[Records from a data collection]

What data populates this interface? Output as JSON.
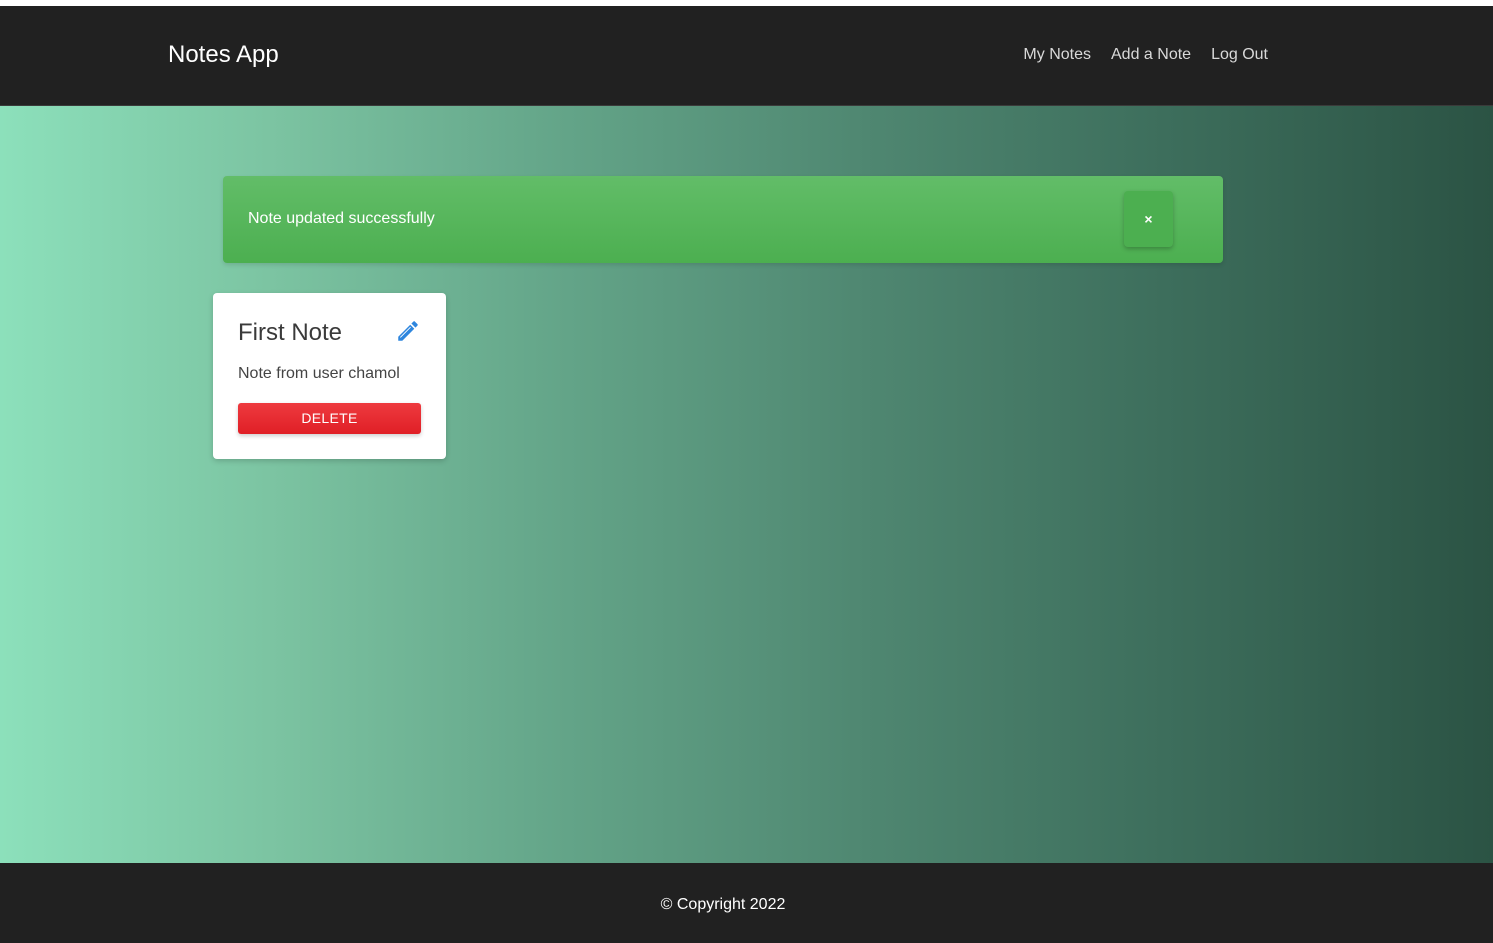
{
  "navbar": {
    "brand": "Notes App",
    "links": [
      "My Notes",
      "Add a Note",
      "Log Out"
    ]
  },
  "alert": {
    "message": "Note updated successfully",
    "close_label": "×"
  },
  "notes": [
    {
      "title": "First Note",
      "body": "Note from user chamol",
      "delete_label": "DELETE",
      "edit_icon": "pencil-icon"
    }
  ],
  "footer": {
    "text": "© Copyright 2022"
  },
  "colors": {
    "navbar_bg": "#212121",
    "alert_bg": "#4caf50",
    "delete_bg": "#e01f26",
    "edit_icon": "#2e86de",
    "gradient_start": "#8ce0bb",
    "gradient_end": "#2b5344"
  }
}
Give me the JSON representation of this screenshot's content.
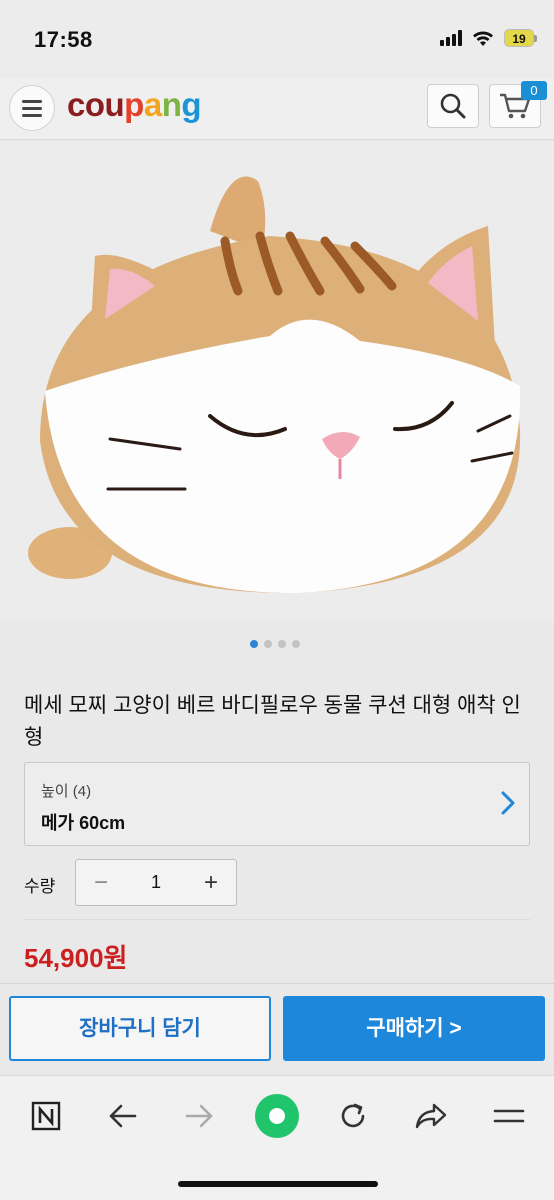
{
  "status_bar": {
    "time": "17:58",
    "battery": "19"
  },
  "header": {
    "logo_parts": [
      "cou",
      "p",
      "a",
      "n",
      "g"
    ],
    "cart_count": "0"
  },
  "product": {
    "title": "메세 모찌 고양이 베르 바디필로우 동물 쿠션 대형 애착 인형",
    "image_dots": 4,
    "active_dot": 0
  },
  "option": {
    "label": "높이 (4)",
    "value": "메가 60cm"
  },
  "quantity": {
    "label": "수량",
    "minus": "−",
    "value": "1",
    "plus": "+"
  },
  "price": "54,900원",
  "buttons": {
    "add_to_cart": "장바구니 담기",
    "buy_now": "구매하기 >"
  },
  "colors": {
    "accent": "#1d87db",
    "price": "#cc1f1f"
  }
}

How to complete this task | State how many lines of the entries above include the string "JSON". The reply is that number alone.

Exercise response | 2